Deliberately crashing a program is commonly known as a "denial of service attack" and can be a vexing experience for users, though the assaults do not necessarily result in loss or theft of data.
Earlier this week, Microsoft had to release a patch for its Windows 95 and NT operating systems that protects users from such attacks. A number of Windows users complained of being knocked off Internet chat groups after being targeted by hackers wielding a program known as "WinNuke."
The latest Java bug illustrates that Sun's technology isn't immune to security vulnerabilities, though experts still regard it as safer than other technologies, such as Microsoft's ActiveX.

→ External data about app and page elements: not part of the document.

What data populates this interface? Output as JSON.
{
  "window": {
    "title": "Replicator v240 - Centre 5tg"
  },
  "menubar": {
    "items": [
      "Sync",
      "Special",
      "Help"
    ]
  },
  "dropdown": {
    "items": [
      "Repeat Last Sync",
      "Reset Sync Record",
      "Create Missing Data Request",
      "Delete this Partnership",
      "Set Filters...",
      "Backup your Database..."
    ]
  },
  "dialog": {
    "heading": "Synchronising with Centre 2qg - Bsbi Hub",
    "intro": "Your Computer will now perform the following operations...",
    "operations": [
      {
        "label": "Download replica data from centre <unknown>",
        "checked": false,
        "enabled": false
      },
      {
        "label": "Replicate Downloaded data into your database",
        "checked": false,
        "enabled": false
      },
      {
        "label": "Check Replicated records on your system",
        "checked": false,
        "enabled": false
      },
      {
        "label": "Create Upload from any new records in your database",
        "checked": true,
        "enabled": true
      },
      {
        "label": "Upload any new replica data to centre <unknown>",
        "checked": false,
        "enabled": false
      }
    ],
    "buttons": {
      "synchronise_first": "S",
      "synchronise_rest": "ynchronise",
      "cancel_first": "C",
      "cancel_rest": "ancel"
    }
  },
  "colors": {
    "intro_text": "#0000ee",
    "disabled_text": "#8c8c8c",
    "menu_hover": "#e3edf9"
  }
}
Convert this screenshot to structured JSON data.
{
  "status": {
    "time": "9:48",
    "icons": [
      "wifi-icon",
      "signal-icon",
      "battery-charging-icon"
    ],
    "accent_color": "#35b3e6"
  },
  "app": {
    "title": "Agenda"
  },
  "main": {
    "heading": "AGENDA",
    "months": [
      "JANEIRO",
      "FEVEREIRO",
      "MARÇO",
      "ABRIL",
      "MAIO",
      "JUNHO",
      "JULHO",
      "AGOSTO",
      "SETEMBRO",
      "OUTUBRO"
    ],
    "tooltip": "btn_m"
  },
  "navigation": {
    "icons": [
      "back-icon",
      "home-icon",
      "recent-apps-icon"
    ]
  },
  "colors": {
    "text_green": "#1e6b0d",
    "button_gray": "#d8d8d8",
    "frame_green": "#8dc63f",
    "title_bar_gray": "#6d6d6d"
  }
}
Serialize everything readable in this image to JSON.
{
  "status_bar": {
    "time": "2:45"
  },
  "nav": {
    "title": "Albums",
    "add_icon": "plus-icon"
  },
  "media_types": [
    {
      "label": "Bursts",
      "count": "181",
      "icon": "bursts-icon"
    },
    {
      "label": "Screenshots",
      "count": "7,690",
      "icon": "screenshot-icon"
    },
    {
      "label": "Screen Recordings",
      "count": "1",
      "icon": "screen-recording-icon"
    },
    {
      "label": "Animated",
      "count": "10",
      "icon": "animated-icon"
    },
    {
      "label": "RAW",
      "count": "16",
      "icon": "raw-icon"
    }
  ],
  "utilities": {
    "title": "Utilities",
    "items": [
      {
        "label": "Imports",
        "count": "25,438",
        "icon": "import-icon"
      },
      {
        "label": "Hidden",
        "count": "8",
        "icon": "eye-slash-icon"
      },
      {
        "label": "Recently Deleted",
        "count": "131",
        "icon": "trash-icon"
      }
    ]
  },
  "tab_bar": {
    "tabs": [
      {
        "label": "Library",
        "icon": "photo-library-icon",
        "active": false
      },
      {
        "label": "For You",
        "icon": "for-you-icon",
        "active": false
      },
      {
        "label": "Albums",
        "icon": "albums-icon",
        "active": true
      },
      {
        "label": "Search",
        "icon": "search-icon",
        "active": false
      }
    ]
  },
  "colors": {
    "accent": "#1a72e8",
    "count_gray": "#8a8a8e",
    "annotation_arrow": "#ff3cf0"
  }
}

Today, Sun tried to put its own spin on the Java bug, telling the news media that a University of Washington team led by Brian Bershad, an associate professor of computer science and engineering at the school, would issue a press release Monday about the bug. Sun said that bug was in the "byte code verifier of the Java virtual machine (JVM), a sort of filter that assembles Java code into usable applications as it is downloaded from the Internet."
According to Sun, the verifier has a bug that could allow a hacker to send malicious code from a Web site to a user that would crash the JVM, causing a Java program to shut down unexpectedly.
The University of Washington researchers could not be reached for comment.
Sun said that it has been briefed by the University of Washington team and that it has created a fix for the bug that will ship to Java licensees immediately. Sun will also ship the fix with a new version of the Java Development Kit, version 1.1.2, due the week of May 26.
Sun said it will post more information on the new bug on its security Web site tonight.